Those of us who've figured things out to various and lessor degrees, realize the need to prepare for a time in the not to distant future when the society we've become accustom to will no longer be functional. Let's pause a moment and savor the meaning of what I just said. Some people who have not really paused to consider the true ramifications of a societal collapse, look forward to these times with an almost naive glee. Visions of "Red Dawn," fire fights with well armed but incompetent troops, camping out and feasting on venison seem to figure heavily in these ill conceived fantasies.

Let's explore some of these myths. Anyone who has spent anytime in the bush or in actual combat knows that running and gunning is the option of last resort!!! When things get down to running and gunning your prospects for long term survival have just become tragically thin. Even elite forces such as the Navy Seals, try to avoid "running and gunning." They operate from a base. They are inserted, do their jobs and are extracted back to the safety of their base. In the scenario so often fantasized, it would be like being permanently behind enemy lines with no support, no hope of extraction and no supplies. Could you survive? Some could, but they are few and far between. Even they could not survive for long.

Let's explore the notion of living off the land. The reality is, there isn't enough game except in a few places out west, to support a group of any size for any length of time. By the way, you've got to figure you're not going to be the only person or group out there fighting for the limited resources. Small game? How many rabbits will you have to kill to feed your self per day? Per week? How about your family? You're going to run out of rabbits pretty quick in whatever area you happen to be in. Fishing? That's a good plan if you're near a body of water. But again, you're not going to be the only one with that idea. Suppose you have a good day and harvest a deer, or twenty or thirty fish, how are you going to preserve the meat? You're probably aren't going to be lugging around a refrigerator or a freezer.

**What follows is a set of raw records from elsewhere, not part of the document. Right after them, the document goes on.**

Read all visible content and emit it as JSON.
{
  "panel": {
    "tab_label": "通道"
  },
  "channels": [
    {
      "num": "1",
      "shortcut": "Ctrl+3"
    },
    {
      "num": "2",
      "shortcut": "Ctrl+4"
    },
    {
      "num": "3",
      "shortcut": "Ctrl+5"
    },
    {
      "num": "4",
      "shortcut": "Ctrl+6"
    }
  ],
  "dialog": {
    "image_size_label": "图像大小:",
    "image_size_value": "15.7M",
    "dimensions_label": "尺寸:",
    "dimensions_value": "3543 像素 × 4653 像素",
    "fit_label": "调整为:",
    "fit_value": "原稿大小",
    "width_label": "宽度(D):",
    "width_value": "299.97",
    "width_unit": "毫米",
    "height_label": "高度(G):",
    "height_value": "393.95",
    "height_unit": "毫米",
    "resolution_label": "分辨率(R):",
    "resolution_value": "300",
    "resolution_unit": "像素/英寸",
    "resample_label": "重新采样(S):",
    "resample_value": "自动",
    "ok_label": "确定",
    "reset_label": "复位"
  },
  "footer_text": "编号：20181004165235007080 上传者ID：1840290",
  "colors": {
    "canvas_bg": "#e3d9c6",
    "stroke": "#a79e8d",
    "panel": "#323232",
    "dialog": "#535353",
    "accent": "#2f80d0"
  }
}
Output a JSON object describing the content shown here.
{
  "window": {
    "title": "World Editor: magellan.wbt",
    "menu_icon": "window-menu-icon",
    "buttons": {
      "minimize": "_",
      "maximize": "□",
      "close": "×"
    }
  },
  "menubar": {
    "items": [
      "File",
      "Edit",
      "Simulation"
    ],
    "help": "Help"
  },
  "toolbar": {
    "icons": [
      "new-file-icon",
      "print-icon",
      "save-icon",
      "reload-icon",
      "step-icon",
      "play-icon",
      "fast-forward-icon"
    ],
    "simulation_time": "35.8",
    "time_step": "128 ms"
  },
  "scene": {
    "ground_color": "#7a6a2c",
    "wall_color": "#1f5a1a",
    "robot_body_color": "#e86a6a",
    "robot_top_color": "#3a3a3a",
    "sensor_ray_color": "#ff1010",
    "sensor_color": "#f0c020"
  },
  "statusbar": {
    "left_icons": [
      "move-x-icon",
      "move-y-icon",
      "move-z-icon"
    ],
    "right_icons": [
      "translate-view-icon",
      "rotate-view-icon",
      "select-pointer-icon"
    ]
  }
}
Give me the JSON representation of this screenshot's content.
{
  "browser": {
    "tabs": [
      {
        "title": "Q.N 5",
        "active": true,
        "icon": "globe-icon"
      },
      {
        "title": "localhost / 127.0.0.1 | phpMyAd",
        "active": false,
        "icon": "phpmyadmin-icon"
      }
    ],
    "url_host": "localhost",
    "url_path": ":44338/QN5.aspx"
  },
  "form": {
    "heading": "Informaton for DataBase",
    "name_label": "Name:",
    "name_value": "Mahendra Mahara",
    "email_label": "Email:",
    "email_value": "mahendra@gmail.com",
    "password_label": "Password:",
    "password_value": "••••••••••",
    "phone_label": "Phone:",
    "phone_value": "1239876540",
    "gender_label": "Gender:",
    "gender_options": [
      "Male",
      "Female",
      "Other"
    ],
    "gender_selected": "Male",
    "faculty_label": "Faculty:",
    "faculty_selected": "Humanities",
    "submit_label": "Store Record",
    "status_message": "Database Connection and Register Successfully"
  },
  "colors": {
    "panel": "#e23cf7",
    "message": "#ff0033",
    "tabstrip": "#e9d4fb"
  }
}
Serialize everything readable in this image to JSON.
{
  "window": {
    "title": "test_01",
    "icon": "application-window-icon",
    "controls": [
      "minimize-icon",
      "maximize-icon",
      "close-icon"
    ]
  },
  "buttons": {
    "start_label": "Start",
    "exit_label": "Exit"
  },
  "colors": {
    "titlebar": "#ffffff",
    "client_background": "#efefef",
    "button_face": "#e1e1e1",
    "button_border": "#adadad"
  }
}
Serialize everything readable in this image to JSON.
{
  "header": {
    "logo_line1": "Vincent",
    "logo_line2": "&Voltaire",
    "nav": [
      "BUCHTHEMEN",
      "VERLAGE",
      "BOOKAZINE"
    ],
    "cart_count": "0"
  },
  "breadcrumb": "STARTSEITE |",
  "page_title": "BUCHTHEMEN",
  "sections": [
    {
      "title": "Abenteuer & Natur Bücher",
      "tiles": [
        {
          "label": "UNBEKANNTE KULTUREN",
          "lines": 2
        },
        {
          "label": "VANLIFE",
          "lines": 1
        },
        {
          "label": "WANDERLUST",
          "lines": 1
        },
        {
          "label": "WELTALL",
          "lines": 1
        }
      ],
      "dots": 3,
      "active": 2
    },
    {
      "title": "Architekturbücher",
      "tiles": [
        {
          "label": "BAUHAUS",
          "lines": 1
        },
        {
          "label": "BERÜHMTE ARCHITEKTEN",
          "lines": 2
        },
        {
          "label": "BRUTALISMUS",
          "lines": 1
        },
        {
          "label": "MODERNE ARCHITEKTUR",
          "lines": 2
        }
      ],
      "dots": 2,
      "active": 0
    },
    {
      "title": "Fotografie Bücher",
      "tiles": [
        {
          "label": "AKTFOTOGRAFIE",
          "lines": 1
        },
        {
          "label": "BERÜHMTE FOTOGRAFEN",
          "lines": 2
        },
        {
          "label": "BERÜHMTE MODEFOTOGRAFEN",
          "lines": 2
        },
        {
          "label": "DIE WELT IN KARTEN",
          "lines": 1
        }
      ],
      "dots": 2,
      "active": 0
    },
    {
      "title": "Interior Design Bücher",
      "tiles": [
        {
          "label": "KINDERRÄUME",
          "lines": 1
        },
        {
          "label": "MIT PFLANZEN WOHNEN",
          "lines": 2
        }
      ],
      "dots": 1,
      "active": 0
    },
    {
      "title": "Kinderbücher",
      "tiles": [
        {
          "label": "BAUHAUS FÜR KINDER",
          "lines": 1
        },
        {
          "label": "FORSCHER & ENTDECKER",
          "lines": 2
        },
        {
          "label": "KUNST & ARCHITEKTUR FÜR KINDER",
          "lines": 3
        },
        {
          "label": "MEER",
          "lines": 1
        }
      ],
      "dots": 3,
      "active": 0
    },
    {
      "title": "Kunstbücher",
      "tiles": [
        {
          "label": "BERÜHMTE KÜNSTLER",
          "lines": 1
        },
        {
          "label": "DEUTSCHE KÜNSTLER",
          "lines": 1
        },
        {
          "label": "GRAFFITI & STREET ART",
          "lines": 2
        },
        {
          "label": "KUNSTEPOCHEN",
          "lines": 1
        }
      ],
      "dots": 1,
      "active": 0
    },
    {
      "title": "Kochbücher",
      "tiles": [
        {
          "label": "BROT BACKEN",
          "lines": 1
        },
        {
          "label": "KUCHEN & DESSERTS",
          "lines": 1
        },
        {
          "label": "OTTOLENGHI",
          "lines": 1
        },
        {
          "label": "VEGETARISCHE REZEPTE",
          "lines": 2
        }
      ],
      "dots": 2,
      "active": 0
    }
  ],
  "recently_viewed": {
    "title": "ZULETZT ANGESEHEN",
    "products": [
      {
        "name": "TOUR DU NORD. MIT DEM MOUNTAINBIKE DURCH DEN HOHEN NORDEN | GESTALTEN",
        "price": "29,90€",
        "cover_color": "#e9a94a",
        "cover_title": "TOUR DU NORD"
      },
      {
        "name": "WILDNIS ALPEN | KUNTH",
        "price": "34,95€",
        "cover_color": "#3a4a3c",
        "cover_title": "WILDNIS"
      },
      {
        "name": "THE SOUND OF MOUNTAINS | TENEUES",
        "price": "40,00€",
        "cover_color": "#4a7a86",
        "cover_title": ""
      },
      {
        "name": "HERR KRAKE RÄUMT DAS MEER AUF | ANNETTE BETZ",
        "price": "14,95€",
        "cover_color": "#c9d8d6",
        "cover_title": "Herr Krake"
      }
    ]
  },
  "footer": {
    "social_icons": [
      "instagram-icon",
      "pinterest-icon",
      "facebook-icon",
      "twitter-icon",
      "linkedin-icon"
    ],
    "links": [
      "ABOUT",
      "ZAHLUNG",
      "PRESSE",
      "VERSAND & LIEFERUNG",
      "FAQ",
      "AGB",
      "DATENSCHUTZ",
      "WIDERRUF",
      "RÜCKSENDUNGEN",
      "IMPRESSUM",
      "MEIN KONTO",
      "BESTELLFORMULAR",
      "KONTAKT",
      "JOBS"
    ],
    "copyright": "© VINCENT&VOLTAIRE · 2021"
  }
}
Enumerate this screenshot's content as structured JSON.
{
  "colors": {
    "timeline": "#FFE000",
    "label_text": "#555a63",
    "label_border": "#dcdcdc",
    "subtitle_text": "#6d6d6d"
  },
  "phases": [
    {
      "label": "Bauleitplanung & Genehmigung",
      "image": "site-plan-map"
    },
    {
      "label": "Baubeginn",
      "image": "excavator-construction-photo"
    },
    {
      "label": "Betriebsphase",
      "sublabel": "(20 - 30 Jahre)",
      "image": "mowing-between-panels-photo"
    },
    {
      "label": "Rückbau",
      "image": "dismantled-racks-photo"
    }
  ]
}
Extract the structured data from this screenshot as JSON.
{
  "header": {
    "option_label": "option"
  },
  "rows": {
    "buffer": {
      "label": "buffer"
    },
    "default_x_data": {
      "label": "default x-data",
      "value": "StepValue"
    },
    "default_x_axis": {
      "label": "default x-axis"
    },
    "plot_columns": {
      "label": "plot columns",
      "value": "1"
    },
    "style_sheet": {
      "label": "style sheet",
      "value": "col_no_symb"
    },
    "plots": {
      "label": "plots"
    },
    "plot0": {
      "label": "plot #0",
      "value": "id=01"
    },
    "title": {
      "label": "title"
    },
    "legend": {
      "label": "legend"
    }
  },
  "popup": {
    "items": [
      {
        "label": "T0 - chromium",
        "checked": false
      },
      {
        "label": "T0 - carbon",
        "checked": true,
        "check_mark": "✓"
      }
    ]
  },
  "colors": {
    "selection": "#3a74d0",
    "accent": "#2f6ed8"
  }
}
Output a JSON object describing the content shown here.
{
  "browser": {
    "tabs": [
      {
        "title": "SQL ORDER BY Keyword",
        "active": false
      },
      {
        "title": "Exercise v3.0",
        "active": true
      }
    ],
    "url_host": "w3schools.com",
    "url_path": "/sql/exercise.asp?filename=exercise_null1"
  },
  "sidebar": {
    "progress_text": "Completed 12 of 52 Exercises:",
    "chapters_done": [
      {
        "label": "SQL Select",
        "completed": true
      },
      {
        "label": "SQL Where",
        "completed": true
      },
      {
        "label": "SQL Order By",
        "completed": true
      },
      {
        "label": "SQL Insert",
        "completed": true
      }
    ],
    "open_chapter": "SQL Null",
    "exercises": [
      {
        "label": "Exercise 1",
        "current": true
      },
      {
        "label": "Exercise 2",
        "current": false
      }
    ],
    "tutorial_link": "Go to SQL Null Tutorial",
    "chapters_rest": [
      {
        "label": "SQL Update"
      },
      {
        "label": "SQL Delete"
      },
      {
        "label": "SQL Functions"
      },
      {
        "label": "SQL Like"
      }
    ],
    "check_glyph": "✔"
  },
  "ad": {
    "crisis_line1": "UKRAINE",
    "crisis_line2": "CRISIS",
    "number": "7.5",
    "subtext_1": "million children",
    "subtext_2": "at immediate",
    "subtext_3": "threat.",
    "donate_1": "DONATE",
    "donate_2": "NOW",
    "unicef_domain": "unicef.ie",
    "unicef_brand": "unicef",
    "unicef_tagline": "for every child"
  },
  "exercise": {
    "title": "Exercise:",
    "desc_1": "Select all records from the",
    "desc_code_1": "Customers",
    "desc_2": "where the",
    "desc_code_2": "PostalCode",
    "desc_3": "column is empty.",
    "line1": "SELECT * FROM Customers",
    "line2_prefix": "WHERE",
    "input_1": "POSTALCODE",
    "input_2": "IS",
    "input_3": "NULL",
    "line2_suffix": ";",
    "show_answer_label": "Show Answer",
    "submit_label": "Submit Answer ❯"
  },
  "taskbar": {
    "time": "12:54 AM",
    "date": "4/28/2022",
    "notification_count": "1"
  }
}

What about items you take for granted, like toilet paper? How much are you going to carry with you on a bug-out? There are many things to consider. The closest description of the bug-out experience is the Mountain Man life style. However, it's important to note, even the "Mountain Men" had to come back to society for supplies every so often. When you begin to consider all the ramifications of "bugging-out," the magnitude of what you're attempting begins to become clear. Of course all this becomes a moot point if you become stuck in a traffic jam trying to leave the city, or if you get rounded up at an unexpected road block. A simple rule for survival in these circumstances is, look at what everybody else is doing, and don't do it!

Let's be smart. The best place to be at in a survival situation is your home. Your home should be your survival retreat! If it's not, make it into your survival retreat. If it's not suitably located, buy one or build one that is. Even a well conceived and located apartment or condominum can become a survival retreat with some work and planning. The two most powerful assets you can have are storage and concealment. If you want to understand survival, study the masters. The animal kingdom is without exception the best place to learn survival. Almost all animals, as a first line of defense use concealment or camouflage. Even predators such as tigers, cheetahs and lepoards use camouflage to assist in their survival. How can we profit from this strategy? The most important thing we can do as survivalist is to not draw attention to ourselves.